Another common way of communication between microservices is using a message broker with asynchronous communication. Here services will send messages first to the intermediary message service or a broker such as Rabbitmq, and then the message broker will forward that message to the respective service. So again, the user account will send the message to the broker saying, please pass this message on to the payment service, and the message broker will then forward that message to the payment service.
So these are different communication options. Since the services are all isolated and talk to each other with API calls or additional services, you can even develop each service with a different programming language.These teams can independently select their tech stack and develop their service without influencing or being influenced by other service teams This is the most important advantage of microservices architecture compared to the monolith.
Downsides of Microservices
Every rose has its thorns. The microservices paradigm brought with it a host of complexities and challenges. Configuring communication between services became a delicate dance, with the potential for missteps leading to unexpected results.
Microservice may be down or unhealthy and not responding yet, while another service sends requests to its API expecting a fulfilled response, in which case you may get unexpected results. Also, with microservices deployed and scaled separately, it may become difficult to keep an overview and find out when a microservice is down or which service is down when something in the application is not working properly. There are various tools for making all this easier.
Please welcome! Kubernetes.
The most popular one you probably already know is Kubernetes which is a perfect platform for running large microservices applications. Kubernetes is too complex to describe in detail here, but it deserves an overview since many people bring it up in conversations about microservices.Strictly speaking, the primary benefit of Kubernetes (aka, K8s) is to increase infrastructure utilization through the efficient sharing of computing resources across multiple processes. Kubernetes is the master of dynamically allocating computing resources to fill the demand. This allows organizations to avoid paying for computing resources they are not using. There are benefits of K8s that make the transition to microservices much easier.
Here are some benefits of using Kubernetes for microservices:
Scalability: Kubernetes makes it easy to scale services up or down as needed. This eliminates manual scaling and allows you to respond quickly to changing demands.
High availability: Kubernetes offers built-in high availability features, ensuring that services remain available even in the event of failure or network disruption.
Dynamic resource allocation: Kubernetes can dynamically allocate resources based on demand, enabling more efficient resource utilization and cost savings.
Self-healing: Kubernetes can detect and replace failed services, helping maintain uptime and reliability.
With the many benefits of this technique, it's no surprise that more developers are choosing to implement microservices with Kubernetes!

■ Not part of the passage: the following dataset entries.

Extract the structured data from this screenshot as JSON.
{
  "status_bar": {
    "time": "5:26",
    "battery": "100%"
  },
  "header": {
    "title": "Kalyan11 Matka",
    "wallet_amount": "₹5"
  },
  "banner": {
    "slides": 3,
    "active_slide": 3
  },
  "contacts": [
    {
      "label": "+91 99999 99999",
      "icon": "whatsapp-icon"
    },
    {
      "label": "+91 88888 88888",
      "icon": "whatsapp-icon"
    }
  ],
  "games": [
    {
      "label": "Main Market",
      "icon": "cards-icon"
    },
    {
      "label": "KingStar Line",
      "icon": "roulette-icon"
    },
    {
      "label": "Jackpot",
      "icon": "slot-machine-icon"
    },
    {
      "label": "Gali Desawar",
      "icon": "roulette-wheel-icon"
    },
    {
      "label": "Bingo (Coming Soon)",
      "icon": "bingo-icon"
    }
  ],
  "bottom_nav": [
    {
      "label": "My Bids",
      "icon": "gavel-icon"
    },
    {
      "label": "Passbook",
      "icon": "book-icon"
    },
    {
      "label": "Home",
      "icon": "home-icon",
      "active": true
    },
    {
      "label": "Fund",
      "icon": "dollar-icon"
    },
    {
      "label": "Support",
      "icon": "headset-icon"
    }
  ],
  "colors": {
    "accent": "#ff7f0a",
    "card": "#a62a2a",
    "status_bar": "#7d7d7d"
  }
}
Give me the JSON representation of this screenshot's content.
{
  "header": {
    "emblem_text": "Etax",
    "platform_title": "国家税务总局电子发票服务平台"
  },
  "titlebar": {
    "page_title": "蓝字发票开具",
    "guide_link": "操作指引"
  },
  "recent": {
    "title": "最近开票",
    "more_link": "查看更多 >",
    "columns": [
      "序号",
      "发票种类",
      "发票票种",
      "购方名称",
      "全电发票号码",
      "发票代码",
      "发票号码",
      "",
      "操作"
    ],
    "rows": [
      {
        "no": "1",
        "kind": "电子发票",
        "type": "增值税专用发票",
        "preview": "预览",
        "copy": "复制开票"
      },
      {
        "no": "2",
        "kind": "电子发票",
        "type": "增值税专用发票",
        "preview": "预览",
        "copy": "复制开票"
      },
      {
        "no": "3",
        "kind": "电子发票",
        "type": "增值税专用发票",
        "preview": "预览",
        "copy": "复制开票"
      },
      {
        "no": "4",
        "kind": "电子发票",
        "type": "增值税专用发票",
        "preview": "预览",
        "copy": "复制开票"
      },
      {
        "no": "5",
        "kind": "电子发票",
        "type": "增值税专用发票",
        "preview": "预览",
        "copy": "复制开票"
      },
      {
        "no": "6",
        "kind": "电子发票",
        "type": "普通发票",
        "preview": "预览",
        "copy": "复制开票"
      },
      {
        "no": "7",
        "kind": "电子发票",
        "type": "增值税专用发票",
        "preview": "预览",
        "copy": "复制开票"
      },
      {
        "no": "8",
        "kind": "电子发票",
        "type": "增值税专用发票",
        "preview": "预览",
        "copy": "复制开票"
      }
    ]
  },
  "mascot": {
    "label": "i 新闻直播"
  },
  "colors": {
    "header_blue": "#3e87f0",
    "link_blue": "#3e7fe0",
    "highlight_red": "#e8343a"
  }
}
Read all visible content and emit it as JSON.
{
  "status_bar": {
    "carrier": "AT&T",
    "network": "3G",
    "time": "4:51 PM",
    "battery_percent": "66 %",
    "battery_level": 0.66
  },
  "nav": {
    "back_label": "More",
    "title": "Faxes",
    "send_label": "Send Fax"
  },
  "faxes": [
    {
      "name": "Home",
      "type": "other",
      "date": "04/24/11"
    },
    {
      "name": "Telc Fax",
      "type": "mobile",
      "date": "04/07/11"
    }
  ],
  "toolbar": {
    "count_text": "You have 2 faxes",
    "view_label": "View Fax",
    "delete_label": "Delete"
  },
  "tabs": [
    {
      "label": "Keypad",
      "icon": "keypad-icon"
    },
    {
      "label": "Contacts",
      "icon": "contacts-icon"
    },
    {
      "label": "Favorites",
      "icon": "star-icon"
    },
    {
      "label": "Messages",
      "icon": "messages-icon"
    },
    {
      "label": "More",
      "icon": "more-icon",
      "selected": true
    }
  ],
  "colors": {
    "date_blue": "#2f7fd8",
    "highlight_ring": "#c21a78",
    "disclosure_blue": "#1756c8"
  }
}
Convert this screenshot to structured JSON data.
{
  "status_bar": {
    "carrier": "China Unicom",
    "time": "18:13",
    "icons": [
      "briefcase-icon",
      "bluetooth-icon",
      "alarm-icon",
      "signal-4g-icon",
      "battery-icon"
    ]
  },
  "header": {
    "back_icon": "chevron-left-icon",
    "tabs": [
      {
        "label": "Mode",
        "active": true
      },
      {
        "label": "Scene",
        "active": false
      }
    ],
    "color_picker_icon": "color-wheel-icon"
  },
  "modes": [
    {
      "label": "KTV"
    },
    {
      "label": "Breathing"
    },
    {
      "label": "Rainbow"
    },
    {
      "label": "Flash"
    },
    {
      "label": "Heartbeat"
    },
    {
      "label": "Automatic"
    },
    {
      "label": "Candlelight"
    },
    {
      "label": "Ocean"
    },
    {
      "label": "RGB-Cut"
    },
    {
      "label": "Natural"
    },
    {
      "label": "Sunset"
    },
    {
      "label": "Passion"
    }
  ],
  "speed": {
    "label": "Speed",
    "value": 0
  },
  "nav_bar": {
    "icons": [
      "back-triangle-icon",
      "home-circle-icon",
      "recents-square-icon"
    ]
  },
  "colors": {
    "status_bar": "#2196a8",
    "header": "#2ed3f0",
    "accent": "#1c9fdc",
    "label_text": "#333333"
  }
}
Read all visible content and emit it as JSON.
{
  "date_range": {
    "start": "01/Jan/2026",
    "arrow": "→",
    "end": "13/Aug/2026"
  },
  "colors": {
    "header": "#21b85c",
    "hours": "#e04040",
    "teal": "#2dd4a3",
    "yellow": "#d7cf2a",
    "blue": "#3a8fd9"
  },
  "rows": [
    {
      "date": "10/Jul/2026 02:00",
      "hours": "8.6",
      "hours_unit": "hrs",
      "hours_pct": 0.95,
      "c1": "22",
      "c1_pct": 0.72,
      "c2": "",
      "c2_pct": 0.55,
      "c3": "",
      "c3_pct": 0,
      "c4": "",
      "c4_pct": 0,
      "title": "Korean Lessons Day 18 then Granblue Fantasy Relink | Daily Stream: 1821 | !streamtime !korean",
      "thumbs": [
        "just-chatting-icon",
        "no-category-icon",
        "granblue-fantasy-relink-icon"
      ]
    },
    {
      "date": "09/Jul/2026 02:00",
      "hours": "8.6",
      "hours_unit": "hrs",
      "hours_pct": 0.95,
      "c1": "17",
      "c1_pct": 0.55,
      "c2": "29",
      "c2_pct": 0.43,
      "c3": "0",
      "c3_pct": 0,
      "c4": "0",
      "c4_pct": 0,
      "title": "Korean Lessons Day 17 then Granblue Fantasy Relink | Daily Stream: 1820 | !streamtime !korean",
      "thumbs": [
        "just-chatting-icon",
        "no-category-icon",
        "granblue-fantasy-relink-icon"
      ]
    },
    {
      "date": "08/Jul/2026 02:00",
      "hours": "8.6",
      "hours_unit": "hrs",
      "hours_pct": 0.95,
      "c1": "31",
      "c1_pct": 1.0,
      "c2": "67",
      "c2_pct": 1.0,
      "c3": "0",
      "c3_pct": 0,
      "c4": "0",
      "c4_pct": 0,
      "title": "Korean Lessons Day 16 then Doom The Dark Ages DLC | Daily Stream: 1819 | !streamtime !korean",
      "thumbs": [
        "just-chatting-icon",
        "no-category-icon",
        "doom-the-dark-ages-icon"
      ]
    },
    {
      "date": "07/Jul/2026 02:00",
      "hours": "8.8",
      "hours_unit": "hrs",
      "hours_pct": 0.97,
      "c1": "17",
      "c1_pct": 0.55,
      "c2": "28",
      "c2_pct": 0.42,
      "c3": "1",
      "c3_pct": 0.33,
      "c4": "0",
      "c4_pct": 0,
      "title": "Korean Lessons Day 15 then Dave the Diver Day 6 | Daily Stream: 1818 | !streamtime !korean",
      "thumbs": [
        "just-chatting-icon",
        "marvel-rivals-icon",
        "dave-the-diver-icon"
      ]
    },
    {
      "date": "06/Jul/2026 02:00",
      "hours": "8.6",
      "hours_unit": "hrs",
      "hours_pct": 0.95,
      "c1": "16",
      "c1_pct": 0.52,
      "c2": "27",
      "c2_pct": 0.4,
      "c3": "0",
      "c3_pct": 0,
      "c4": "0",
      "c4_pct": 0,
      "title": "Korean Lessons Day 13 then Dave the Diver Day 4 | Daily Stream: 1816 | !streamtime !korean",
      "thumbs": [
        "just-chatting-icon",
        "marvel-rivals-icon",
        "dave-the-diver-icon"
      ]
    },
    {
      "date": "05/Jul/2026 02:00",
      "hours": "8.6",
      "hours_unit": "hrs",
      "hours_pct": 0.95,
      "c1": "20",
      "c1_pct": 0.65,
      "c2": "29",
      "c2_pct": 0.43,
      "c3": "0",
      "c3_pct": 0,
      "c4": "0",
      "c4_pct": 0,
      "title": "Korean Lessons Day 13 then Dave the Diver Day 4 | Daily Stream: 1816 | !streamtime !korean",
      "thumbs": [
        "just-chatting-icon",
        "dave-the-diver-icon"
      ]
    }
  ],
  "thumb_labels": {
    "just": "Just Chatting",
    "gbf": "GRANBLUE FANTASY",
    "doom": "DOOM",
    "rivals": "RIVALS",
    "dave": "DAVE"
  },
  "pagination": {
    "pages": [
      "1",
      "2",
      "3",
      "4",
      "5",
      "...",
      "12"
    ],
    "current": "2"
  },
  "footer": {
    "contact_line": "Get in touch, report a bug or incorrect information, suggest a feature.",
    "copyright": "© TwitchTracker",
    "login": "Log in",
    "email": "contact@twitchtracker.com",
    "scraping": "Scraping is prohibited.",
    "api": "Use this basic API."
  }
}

Conclusion to Using Kubernetes for Microservices.
Microservices are popular due to their flexibility in adding new features, and the use of containers in companies is also on the rise. Kubernetes is the most used container orchestration tool, a must-know technology in the data engineering world. Using Kubernetes, you can easily scale and load balance your microservices, implement service discovery, and ensure that your microservices adhere to the principles of the Twelve-Factor App. Kubernetes also provides a platform-agnostic way to manage containerized applications. This makes it easy to deploy and scale applications across different environments.